South Africans love their cars: we’ve treasured them, coveted them, pimped them, cried when we sold them and dreamed of our next upgrade. We’ve thought nothing of dropping an unwise portion of our monthly salary on the latest luxury model. But times they are a changin’ …
This is the word from secondhand car player, CarZar, which says our “individual mobility behaviour” is shifting.
“Digital disruption is turning our world on its head and technological advances in how we get around are having a massive cultural impact. On-demand, digitally-driven car services are on the rise and, as a consequence, we are viewing cars far more practically these days,” says Fernando Azevedo Pinheiro, joint-MD of CarZar.
“One major impact is a change in the way we are buying and selling cars. A far more utilitarian view on car ownership means that consumers want a quicker, more efficient experience when it comes to selling their car. There is therefore a sharp uptake in digital sites, like CarZar, which allow consumers to facilitate the car sale process online.”
In Pinheiro’s view, the top three disruptive trends impacting our individual mobility behaviour are:
* The obvious one: Uber – The fact that Uber is already a verb, just seven years after launch, is a clear indictment of the success of the quintessential digital industry disruptor, he says. People are increasingly leaving their car at home and taking an Uber. The advantages are myriad: you can use your laptop or tablet in the traffic, you can drink as much as you want, you don’t need to find parking. And it is inexpensive.

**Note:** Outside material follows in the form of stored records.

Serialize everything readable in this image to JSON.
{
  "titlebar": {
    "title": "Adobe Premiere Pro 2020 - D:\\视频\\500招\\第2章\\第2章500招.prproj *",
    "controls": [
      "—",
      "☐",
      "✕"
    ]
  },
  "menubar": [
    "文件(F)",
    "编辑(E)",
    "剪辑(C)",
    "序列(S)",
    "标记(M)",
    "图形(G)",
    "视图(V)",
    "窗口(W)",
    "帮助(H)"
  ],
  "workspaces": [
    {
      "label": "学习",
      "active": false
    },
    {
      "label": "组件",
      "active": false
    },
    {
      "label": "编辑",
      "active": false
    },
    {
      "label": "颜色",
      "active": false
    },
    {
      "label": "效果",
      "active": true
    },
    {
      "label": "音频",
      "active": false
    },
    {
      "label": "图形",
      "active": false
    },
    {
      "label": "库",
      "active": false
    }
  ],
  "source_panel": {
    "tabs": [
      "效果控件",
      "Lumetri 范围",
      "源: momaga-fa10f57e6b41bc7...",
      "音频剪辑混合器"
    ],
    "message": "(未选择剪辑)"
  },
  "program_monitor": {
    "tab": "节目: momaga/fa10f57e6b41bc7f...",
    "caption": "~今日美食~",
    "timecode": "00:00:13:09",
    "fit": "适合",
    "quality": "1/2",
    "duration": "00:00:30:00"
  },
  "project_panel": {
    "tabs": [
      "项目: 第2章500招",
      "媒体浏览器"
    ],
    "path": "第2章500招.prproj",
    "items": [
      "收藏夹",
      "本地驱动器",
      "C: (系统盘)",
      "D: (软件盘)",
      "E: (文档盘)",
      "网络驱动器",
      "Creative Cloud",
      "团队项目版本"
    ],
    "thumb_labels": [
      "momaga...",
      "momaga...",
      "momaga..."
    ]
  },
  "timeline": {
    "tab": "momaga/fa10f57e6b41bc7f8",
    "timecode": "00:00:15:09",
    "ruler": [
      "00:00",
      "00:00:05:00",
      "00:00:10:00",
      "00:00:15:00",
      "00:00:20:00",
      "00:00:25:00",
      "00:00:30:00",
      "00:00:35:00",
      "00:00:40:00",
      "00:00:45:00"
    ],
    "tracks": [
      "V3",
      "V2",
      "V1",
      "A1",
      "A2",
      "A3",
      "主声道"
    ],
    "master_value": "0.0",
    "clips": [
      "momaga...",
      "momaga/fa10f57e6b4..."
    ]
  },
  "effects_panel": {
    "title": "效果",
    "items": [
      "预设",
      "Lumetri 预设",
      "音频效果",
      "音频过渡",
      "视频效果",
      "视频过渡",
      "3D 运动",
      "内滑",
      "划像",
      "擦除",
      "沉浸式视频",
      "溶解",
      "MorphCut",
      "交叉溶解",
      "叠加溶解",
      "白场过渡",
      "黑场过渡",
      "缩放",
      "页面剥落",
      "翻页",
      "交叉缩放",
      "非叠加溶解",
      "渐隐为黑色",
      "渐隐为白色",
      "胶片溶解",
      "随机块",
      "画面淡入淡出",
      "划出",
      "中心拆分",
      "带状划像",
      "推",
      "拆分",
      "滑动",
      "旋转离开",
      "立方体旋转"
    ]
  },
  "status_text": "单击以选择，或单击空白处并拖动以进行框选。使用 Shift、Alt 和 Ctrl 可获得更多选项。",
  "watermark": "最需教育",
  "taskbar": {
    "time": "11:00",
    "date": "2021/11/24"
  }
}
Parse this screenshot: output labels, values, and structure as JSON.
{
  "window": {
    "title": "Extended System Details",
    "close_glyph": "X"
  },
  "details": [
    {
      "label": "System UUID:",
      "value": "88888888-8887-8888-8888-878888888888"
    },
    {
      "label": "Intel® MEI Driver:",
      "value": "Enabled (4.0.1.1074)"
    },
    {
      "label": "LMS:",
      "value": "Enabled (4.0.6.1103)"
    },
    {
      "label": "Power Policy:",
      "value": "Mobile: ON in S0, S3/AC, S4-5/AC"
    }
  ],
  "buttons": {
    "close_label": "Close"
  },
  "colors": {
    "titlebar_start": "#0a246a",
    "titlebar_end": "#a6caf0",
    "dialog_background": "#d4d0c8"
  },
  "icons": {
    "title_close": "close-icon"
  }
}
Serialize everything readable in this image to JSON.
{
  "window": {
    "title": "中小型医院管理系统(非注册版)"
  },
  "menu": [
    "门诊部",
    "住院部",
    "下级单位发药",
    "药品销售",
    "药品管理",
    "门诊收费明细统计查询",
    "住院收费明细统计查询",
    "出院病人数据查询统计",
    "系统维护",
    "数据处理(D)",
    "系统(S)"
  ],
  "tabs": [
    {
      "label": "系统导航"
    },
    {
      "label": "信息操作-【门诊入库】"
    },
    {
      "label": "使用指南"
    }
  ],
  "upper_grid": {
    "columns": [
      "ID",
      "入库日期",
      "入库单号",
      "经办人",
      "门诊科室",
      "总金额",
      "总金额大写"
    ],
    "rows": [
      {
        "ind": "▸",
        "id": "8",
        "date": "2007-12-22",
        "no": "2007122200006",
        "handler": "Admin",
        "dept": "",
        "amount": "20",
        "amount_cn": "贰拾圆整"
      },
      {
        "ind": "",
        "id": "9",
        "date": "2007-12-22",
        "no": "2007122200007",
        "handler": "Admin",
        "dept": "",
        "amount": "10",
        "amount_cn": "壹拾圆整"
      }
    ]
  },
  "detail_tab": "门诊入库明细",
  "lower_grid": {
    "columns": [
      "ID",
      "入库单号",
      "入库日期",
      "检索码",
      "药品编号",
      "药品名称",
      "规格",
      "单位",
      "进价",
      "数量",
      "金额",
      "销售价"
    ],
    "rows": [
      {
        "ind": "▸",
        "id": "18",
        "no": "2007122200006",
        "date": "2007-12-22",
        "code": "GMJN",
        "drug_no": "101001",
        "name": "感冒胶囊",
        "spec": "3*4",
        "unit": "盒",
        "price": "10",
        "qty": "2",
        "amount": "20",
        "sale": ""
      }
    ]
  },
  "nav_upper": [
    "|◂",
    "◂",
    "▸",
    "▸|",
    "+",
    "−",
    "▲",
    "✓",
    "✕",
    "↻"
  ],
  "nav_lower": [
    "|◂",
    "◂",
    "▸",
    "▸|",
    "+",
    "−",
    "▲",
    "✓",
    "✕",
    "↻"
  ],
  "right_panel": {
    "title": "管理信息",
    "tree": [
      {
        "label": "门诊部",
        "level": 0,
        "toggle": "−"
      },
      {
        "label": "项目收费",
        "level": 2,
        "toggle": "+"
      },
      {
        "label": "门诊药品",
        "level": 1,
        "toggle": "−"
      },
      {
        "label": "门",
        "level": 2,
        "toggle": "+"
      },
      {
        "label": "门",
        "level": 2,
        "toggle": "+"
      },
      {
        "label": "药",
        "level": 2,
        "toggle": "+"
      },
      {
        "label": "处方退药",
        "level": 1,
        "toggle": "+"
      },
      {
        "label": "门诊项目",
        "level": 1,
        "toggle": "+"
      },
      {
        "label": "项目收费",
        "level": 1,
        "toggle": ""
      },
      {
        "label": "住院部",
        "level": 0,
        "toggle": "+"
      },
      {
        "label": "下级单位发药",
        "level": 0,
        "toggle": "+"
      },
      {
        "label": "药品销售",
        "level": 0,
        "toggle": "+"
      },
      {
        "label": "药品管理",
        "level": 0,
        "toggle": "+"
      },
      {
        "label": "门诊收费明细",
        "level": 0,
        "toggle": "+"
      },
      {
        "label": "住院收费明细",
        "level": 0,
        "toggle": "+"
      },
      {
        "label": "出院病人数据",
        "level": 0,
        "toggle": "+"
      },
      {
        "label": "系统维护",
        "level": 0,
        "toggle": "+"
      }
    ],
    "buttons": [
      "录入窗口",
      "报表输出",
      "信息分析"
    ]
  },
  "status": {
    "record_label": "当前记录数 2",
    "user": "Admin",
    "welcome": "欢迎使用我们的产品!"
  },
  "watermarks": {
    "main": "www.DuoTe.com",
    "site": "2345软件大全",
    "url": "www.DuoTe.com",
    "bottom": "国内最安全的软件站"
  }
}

* Car sharing apps – These handy apps are the modern version of car rentals. Similar to Uber, except you have to find and drive the car yourself. The biggest operator in this space, Car2Go, offers a per minute fee and you don’t pay parking, fuel or registration fees. Drivers use their phone to find a car, drive it, and simply leave it parked somewhere when they’re done with it.
* Autonomous cars – According to a McKinsey report, up to 15% of new cars sold by 2030 could be “self-drive”. While the technology is already there, there are some challenges, one of the big ones being how these cars will handle navigating pedestrians. With proposals such as urban planning separating driving areas from walkways, it is likely that these challenges will be overcome quickly allowing this game-changing technology to gather steam.
Pinheiro said that, while some of these trends are further away in South Africa than others, their common ethos already seems to be impacting the way consumers are buying and selling cars.
“When we entered the market in February this year, we knew there was a gap for an objective online-only service which allowed people to facilitate the sale of their cars for the right market price and get cash that same day. But we weren’t really prepared for how strong the take-up has been. We are currently assessing an increasing number of cars each day. We’ve seen people keen to sell everything from a 2014 Land Rover Range Rover Sport valued at R750 000 to a 1992 Mazda 323 valued at R10 000.”
He points out that many prospective sellers are downgrading to cheaper models. “This is both from necessity – the economy is so tight, they need cash in hand for their cars. And also for practical reasons, in line with digital advancements. Many are finding themselves using Uber more and more and are simply not using their own car as much. This makes parting with the high monthly instalments on a big vehicle a little harder to do so they are selling their car for a more cost-effective model.”